The World Pulmonary Hypertension Symposium added segmental pulmonary hypertension (PH) as a new classification in 2013. An article recently published in the Journal of the American Heart Association described the definition and best practices for management.
Segmental PH is defined by the following characteristics:
- at least 1 segment of the pulmonary vasculature is nonhypertensive,
- each hypertensive area may present with different severity, and
- symptoms depend on ventilation-to-perfusion mismatch.
Researchers proposed the following definition: “Segmental pulmonary hypertension encompasses any condition with abnormal underlying cardiac or vascular anatomy, usually including varied sources of pulmonary blood supply, which results in distal pulmonary vascular disease that affects various lung segments to differing degrees.”
Segmental PH can result from many conditions, such as complex pulmonary atresia, hemitruncus arteriosus, absence/atresia of a single pulmonary artery, and an anomalous pulmonary artery from the aorta feeding a single lung segment. Furthermore, management of segmental PH is focused around surgical, interventional, and medication therapies.
The goal of surgical interventions in children is to create an adequate pulmonary artery tree supplied by the right ventricle, whereas full unifocalization in adults is often not feasible. In these cases, palliative shunts or dilatation stenting may be used. Pharmacological treatments have shown some efficacy, such as the endothelin-receptor antagonist bosentan or the phosphodiesterase-type 5 inhibitor sildenafil, but more evidence is needed to conclusively demonstrate safety and efficacy.
Assessment and interpretation of pathophysiology require tertiary expertise in both coronary heart disease and PH. As a result, patients should be cared for in tertiary centers with expertise in both diseases, complex noninvasive and invasive investigations, and multidisciplinary support for imaging, catheter, and cardiac surgical interventions.
The authors wrote, “A broad recommendation on the use of [pulmonary arterial hypertension] therapies cannot be made at present given the lack of evidence, though anecdotal experience suggests these therapies may have a role and may be considered empirically on an individualized basis in patients with confirmed segmental PH.”
They added, “Because of significant heterogeneity, coupled with a small patient population, it is unlikely that adequately powered randomized controlled trials will ever be feasible.”
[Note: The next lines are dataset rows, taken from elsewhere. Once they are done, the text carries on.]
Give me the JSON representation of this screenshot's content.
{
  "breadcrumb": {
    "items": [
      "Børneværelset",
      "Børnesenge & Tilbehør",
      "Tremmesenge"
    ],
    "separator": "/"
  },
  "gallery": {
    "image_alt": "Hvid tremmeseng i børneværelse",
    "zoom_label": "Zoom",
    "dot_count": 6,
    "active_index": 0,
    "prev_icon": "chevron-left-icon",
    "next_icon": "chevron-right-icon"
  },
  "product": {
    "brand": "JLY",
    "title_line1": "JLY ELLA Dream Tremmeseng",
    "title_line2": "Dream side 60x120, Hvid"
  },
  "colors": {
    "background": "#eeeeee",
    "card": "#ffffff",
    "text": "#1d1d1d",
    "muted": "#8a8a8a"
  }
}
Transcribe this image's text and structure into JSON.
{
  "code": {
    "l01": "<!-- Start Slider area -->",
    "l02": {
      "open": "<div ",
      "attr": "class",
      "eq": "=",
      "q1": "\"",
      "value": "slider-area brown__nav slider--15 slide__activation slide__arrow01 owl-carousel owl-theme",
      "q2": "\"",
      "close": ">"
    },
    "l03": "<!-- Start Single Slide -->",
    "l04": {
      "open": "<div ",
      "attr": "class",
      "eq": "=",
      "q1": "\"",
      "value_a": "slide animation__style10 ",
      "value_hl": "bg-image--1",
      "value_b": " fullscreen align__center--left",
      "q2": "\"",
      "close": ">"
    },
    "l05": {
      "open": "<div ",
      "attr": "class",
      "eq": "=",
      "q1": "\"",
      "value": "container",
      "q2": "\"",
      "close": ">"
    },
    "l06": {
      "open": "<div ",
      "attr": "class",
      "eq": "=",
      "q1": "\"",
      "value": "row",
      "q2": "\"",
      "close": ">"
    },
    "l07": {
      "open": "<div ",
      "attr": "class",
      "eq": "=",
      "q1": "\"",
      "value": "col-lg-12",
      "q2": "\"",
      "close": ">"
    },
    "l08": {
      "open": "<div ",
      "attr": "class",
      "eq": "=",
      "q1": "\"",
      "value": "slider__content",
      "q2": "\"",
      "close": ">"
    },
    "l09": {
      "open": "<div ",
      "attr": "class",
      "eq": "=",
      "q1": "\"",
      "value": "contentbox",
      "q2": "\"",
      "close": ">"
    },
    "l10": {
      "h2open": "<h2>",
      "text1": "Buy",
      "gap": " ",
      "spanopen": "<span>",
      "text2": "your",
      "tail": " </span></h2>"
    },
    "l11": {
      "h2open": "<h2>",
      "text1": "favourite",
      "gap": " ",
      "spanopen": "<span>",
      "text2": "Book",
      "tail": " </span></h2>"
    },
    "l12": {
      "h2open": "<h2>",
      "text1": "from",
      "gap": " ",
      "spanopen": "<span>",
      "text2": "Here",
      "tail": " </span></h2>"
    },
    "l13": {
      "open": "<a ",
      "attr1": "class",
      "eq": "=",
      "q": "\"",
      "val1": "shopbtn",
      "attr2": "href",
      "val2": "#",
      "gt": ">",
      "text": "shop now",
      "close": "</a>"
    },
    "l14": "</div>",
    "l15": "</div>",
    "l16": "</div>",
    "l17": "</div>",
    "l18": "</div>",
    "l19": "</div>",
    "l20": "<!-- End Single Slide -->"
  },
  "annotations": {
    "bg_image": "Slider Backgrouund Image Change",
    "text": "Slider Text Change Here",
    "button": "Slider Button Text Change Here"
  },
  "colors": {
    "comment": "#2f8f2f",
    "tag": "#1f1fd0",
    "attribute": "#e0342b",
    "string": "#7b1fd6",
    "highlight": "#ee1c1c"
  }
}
Dimopoulos K, Diller G, Opotowsky A, et al. Definition and management of segmental pulmonary hypertension [published July 4, 2018]. J Am Heart Assoc. doi:10.1161/JAHA.118.008587
This article originally appeared on The Cardiology Advisor